Data supplied:
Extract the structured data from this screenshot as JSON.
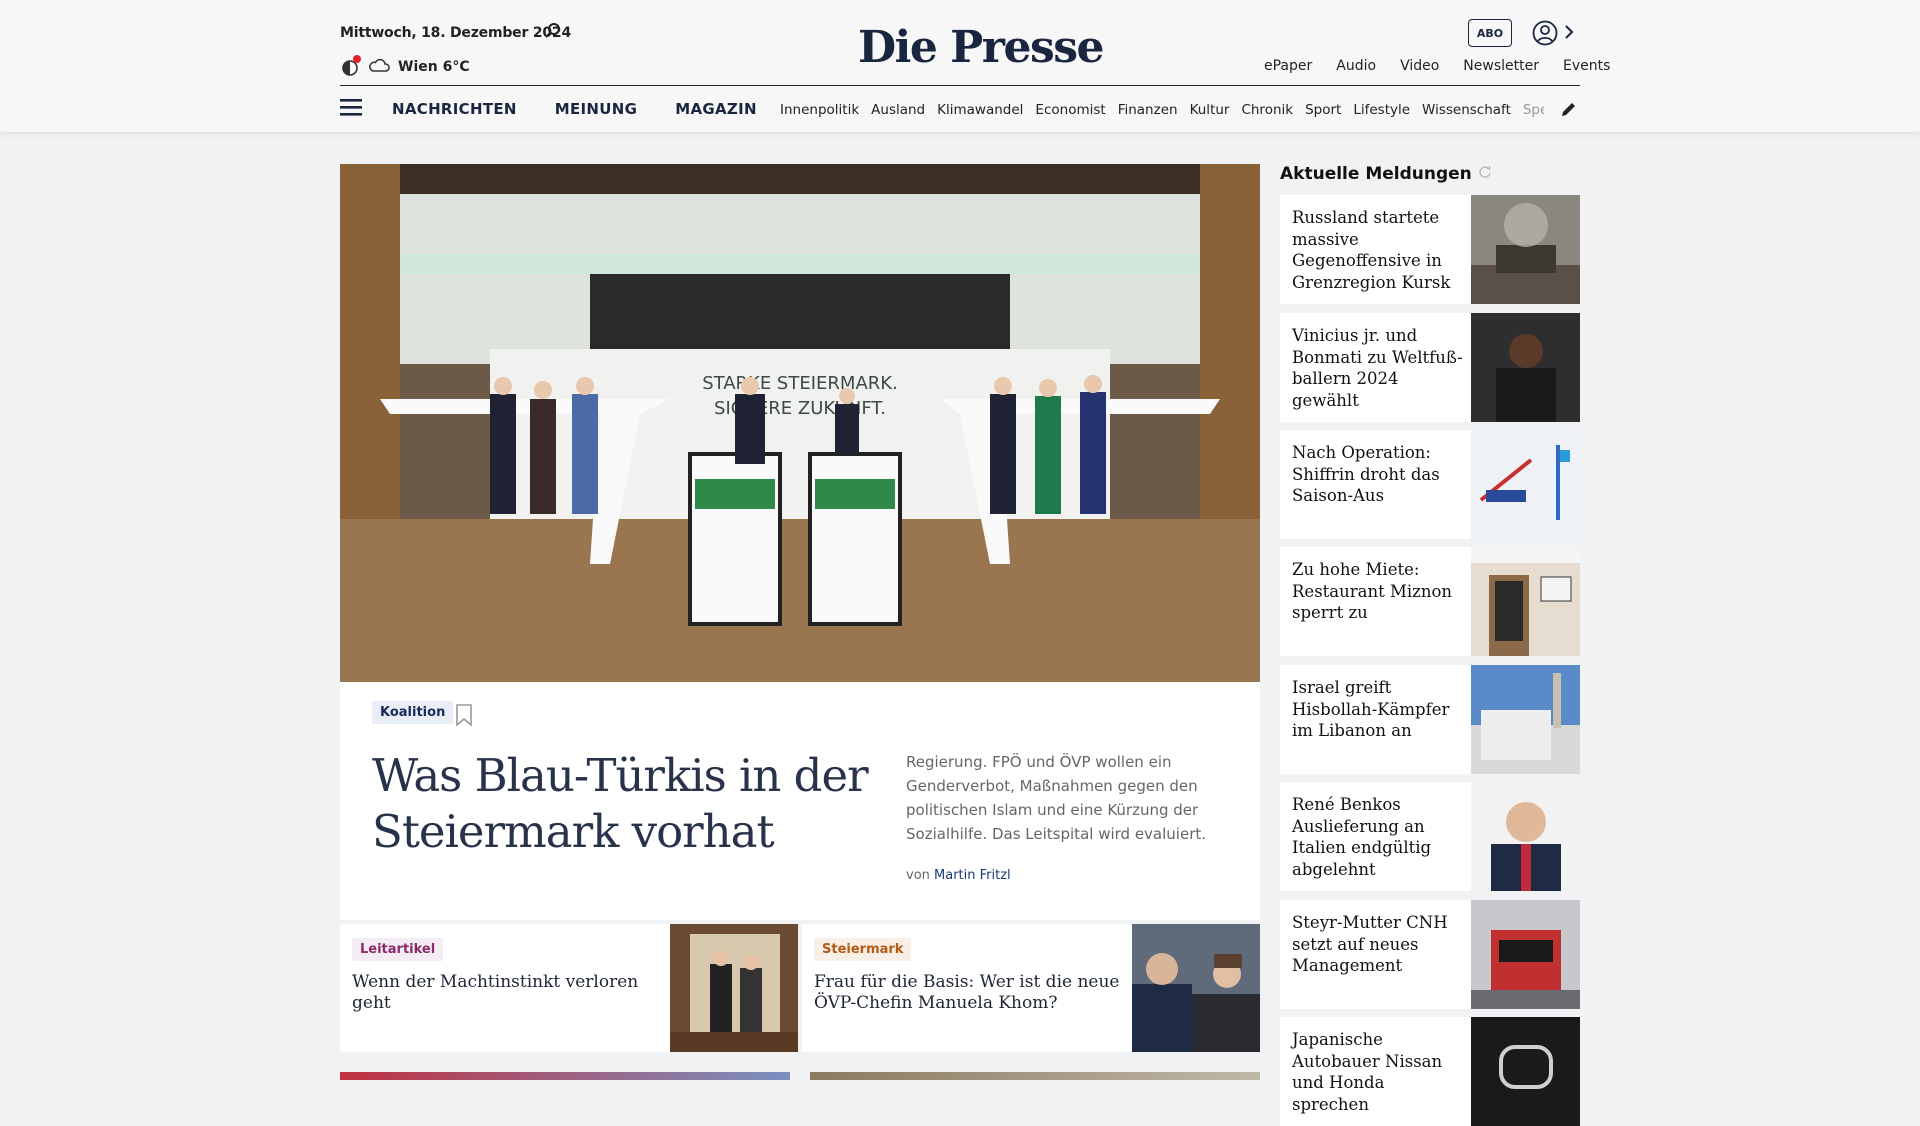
{
  "header": {
    "date": "Mittwoch, 18. Dezember 2024",
    "weather": "Wien 6°C",
    "logo": "Die Presse",
    "abo": "ABO",
    "links": [
      "ePaper",
      "Audio",
      "Video",
      "Newsletter",
      "Events"
    ]
  },
  "nav": {
    "main": [
      "NACHRICHTEN",
      "MEINUNG",
      "MAGAZIN"
    ],
    "sub": [
      "Innenpolitik",
      "Ausland",
      "Klimawandel",
      "Economist",
      "Finanzen",
      "Kultur",
      "Chronik",
      "Sport",
      "Lifestyle",
      "Wissenschaft",
      "Spectrum"
    ]
  },
  "hero": {
    "backdrop_text_1": "STARKE STEIERMARK.",
    "backdrop_text_2": "SICHERE ZUKUNFT.",
    "tag": "Koalition",
    "headline": "Was Blau-Türkis in der Steiermark vorhat",
    "teaser": "Regierung. FPÖ und ÖVP wollen ein Genderverbot, Maßnahmen gegen den politischen Islam und eine Kürzung der Sozialhilfe. Das Leitspital wird evaluiert.",
    "byline_prefix": "von",
    "author": "Martin Fritzl"
  },
  "cards": [
    {
      "tag": "Leitartikel",
      "title": "Wenn der Machtinstinkt verloren geht"
    },
    {
      "tag": "Steiermark",
      "title": "Frau für die Basis: Wer ist die neue ÖVP-Chefin Manuela Khom?"
    }
  ],
  "aside": {
    "title": "Aktuelle Meldungen",
    "items": [
      "Russland startete massive Gegenoffensive in Grenzregion Kursk",
      "Vinicius jr. und Bonmati zu Weltfuß­ballern 2024 gewählt",
      "Nach Operation: Shiffrin droht das Saison-Aus",
      "Zu hohe Miete: Restaurant Miznon sperrt zu",
      "Israel greift Hisbollah-Kämpfer im Libanon an",
      "René Benkos Auslieferung an Italien endgültig abgelehnt",
      "Steyr-Mutter CNH setzt auf neues Management",
      "Japanische Autobauer Nissan und Honda sprechen"
    ]
  },
  "colors": {
    "accent": "#1a2540",
    "leitartikel": "#8a2a6a",
    "steiermark": "#b25a17"
  }
}
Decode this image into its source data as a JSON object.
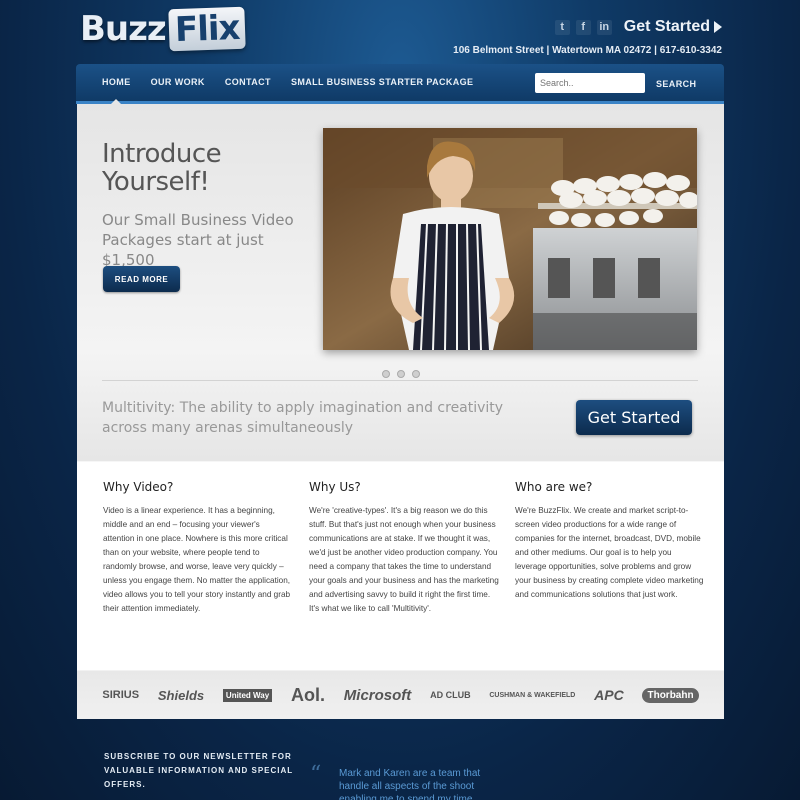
{
  "header": {
    "logo_left": "Buzz",
    "logo_right": "Flix",
    "social_icons": [
      "twitter-icon",
      "facebook-icon",
      "linkedin-icon"
    ],
    "get_started": "Get Started",
    "address": "106 Belmont Street | Watertown MA 02472 | 617-610-3342"
  },
  "nav": {
    "items": [
      "HOME",
      "OUR WORK",
      "CONTACT",
      "SMALL BUSINESS STARTER PACKAGE"
    ],
    "search_placeholder": "Search..",
    "search_label": "SEARCH"
  },
  "hero": {
    "title": "Introduce Yourself!",
    "subtitle": "Our Small Business Video Packages start at just $1,500",
    "button": "READ MORE"
  },
  "tagline": {
    "text": "Multitivity: The ability to apply imagination and creativity across many arenas simultaneously",
    "button": "Get Started"
  },
  "columns": [
    {
      "title": "Why Video?",
      "text": "Video is a linear experience. It has a beginning, middle and an end – focusing your viewer's attention in one place. Nowhere is this more critical than on your website, where people tend to randomly browse, and worse, leave very quickly – unless you engage them. No matter the application, video allows you to tell your story instantly and grab their attention immediately."
    },
    {
      "title": "Why Us?",
      "text": "We're 'creative-types'. It's a big reason we do this stuff. But that's just not enough when your business communications are at stake. If we thought it was, we'd just be another video production company. You need a company that takes the time to understand your goals and your business and has the marketing and advertising savvy to build it right the first time.",
      "text2": "It's what we like to call 'Multitivity'."
    },
    {
      "title": "Who are we?",
      "text": "We're BuzzFlix. We create and market script-to-screen video productions for a wide range of companies for the internet, broadcast, DVD, mobile and other mediums. Our goal is to help you leverage opportunities, solve problems and grow your business by creating complete video marketing and communications solutions that just work."
    }
  ],
  "client_logos": [
    "SIRIUS",
    "Shields",
    "United Way",
    "Aol.",
    "Microsoft",
    "AD CLUB",
    "CUSHMAN & WAKEFIELD",
    "APC",
    "Thorbahn"
  ],
  "footer": {
    "newsletter": "SUBSCRIBE TO OUR NEWSLETTER FOR VALUABLE INFORMATION AND SPECIAL OFFERS.",
    "testimonial": "Mark and Karen are a team that handle all aspects of the shoot enabling me to spend my time"
  }
}
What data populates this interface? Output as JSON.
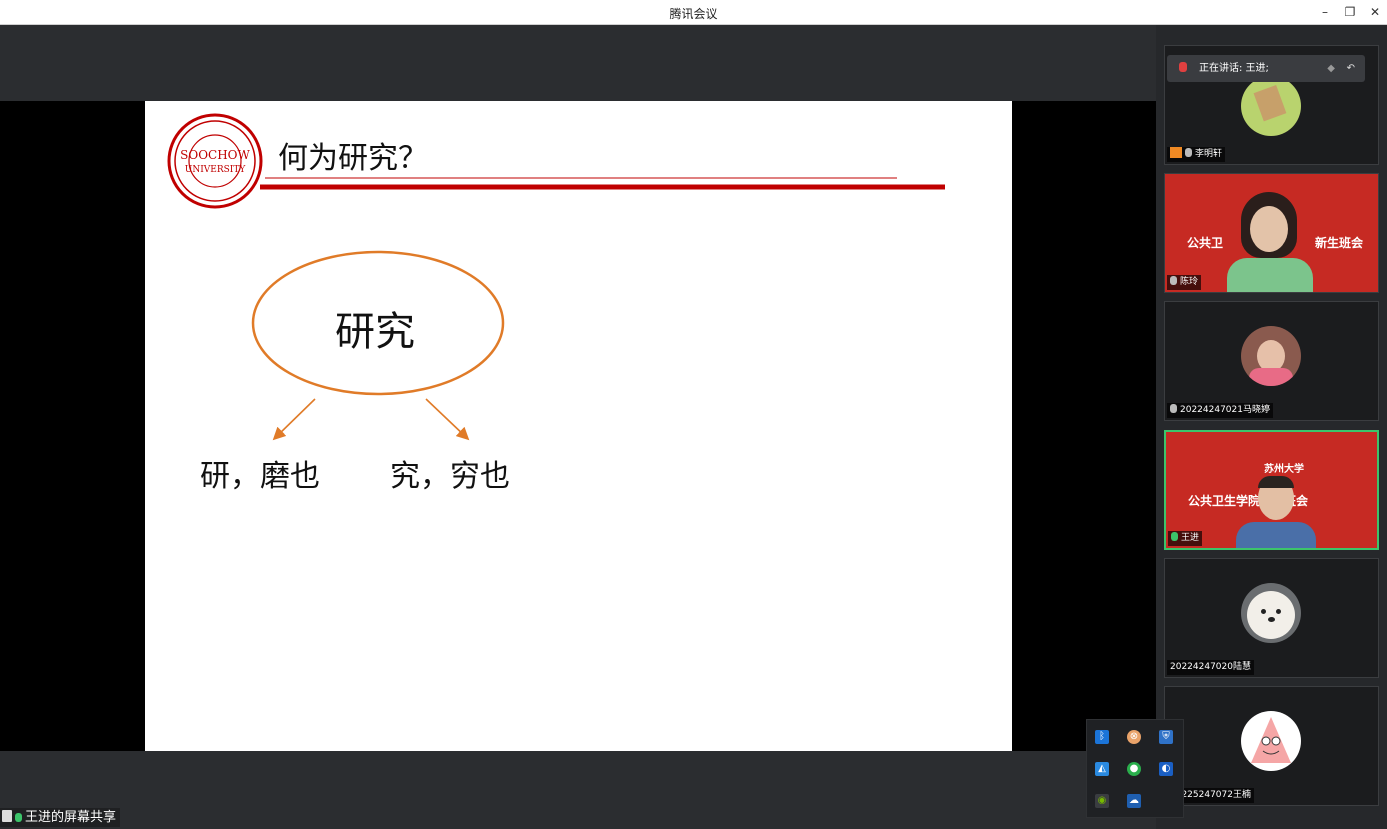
{
  "window": {
    "title": "腾讯会议"
  },
  "slide": {
    "title": "何为研究？",
    "center_word": "研究",
    "left_branch": "研，磨也",
    "right_branch": "究，穷也",
    "accent_color": "#c00000",
    "ellipse_color": "#e07b28"
  },
  "share_label": "王进的屏幕共享",
  "speaking": {
    "label": "正在讲话: 王进;"
  },
  "participants": [
    {
      "name": "李明轩",
      "video": false
    },
    {
      "name": "陈玲",
      "video": true
    },
    {
      "name": "20224247021马晓婷",
      "video": false
    },
    {
      "name": "王进",
      "video": true,
      "speaking": true
    },
    {
      "name": "20224247020陆慧",
      "video": false
    },
    {
      "name": "20225247072王楠",
      "video": false
    }
  ],
  "banner": {
    "text_left": "公共卫",
    "text_right": "新生班会",
    "text_full": "公共卫生学院新生班会",
    "brand": "苏州大学"
  }
}
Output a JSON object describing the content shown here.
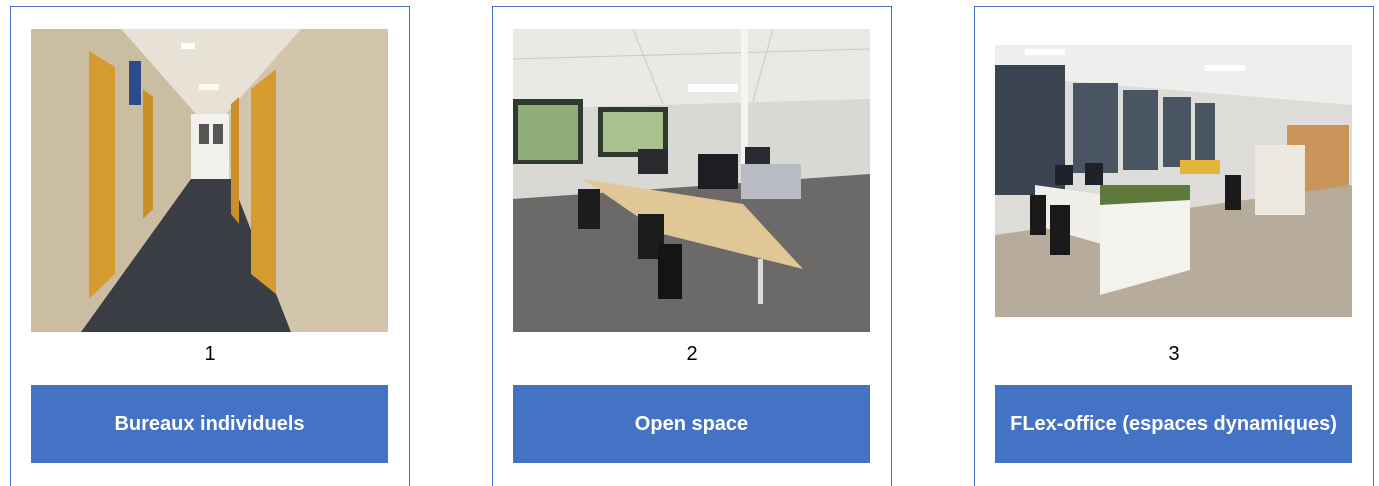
{
  "cards": [
    {
      "number": "1",
      "label": "Bureaux individuels",
      "photo_icon": "corridor-photo"
    },
    {
      "number": "2",
      "label": "Open space",
      "photo_icon": "open-space-photo"
    },
    {
      "number": "3",
      "label": "FLex-office (espaces dynamiques)",
      "photo_icon": "flex-office-photo"
    }
  ],
  "colors": {
    "accent": "#4472c4",
    "button_text": "#ffffff",
    "text": "#000000"
  }
}
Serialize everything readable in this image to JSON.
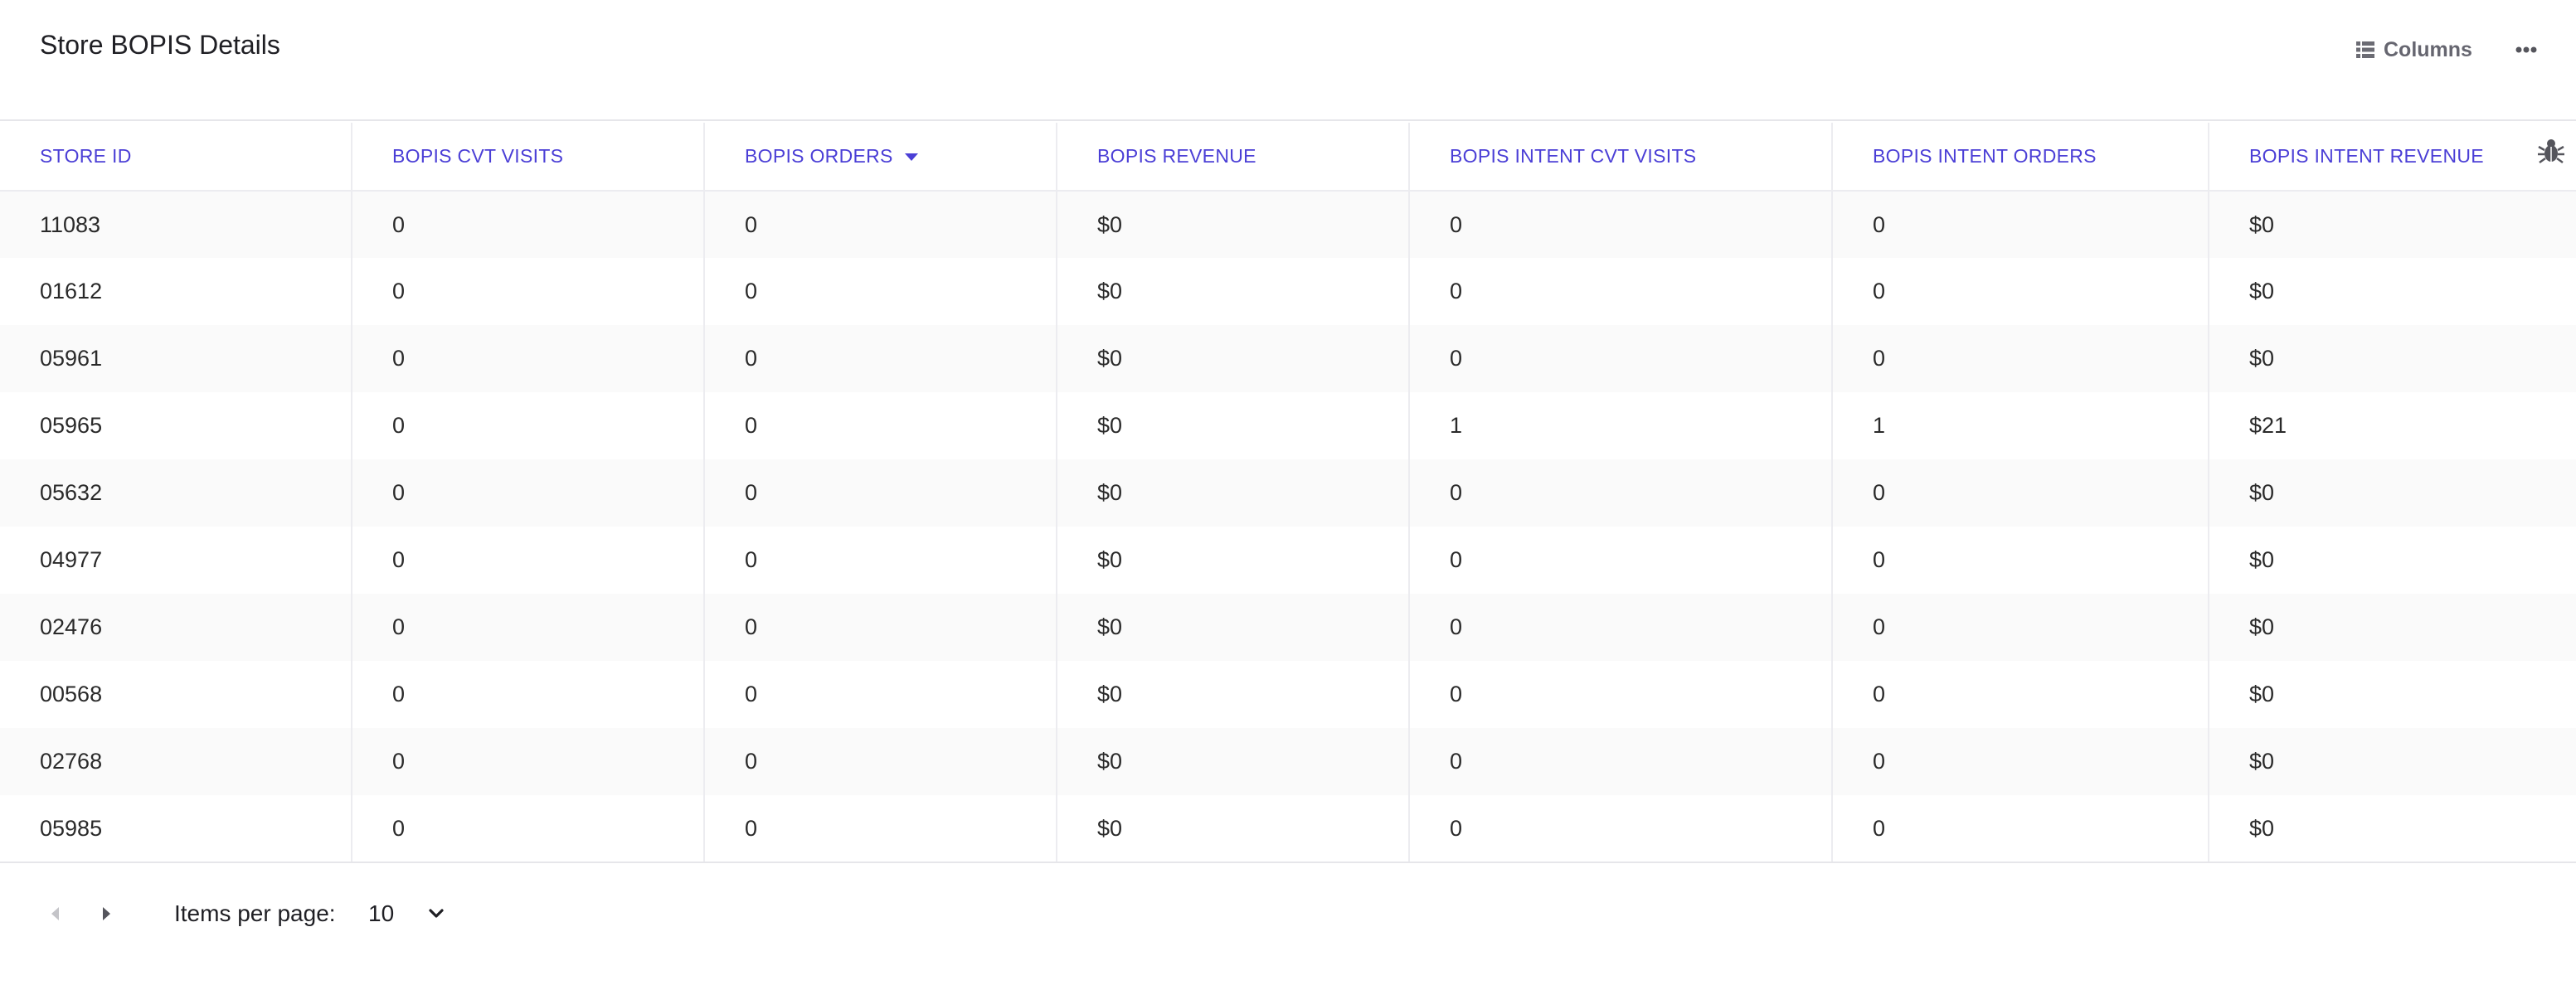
{
  "page": {
    "title": "Store BOPIS Details"
  },
  "toolbar": {
    "columns_label": "Columns",
    "columns_icon": "table-columns-icon",
    "more_icon": "more-horizontal-icon",
    "debug_icon": "bug-icon"
  },
  "table": {
    "headers": [
      "STORE ID",
      "BOPIS CVT VISITS",
      "BOPIS ORDERS",
      "BOPIS REVENUE",
      "BOPIS INTENT CVT VISITS",
      "BOPIS INTENT ORDERS",
      "BOPIS INTENT REVENUE"
    ],
    "sorted_column": "BOPIS ORDERS",
    "sort_direction": "descending",
    "rows": [
      [
        "11083",
        "0",
        "0",
        "$0",
        "0",
        "0",
        "$0"
      ],
      [
        "01612",
        "0",
        "0",
        "$0",
        "0",
        "0",
        "$0"
      ],
      [
        "05961",
        "0",
        "0",
        "$0",
        "0",
        "0",
        "$0"
      ],
      [
        "05965",
        "0",
        "0",
        "$0",
        "1",
        "1",
        "$21"
      ],
      [
        "05632",
        "0",
        "0",
        "$0",
        "0",
        "0",
        "$0"
      ],
      [
        "04977",
        "0",
        "0",
        "$0",
        "0",
        "0",
        "$0"
      ],
      [
        "02476",
        "0",
        "0",
        "$0",
        "0",
        "0",
        "$0"
      ],
      [
        "00568",
        "0",
        "0",
        "$0",
        "0",
        "0",
        "$0"
      ],
      [
        "02768",
        "0",
        "0",
        "$0",
        "0",
        "0",
        "$0"
      ],
      [
        "05985",
        "0",
        "0",
        "$0",
        "0",
        "0",
        "$0"
      ]
    ]
  },
  "pagination": {
    "items_per_page_label": "Items per page:",
    "items_per_page_value": "10",
    "prev_icon": "caret-left-icon",
    "next_icon": "caret-right-icon"
  },
  "colors": {
    "header_text": "#4b3fd6",
    "zebra_row": "#fafafa",
    "border": "#ececf0"
  }
}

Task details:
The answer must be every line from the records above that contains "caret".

Exercise answer:
    "prev_icon": "caret-left-icon",
    "next_icon": "caret-right-icon"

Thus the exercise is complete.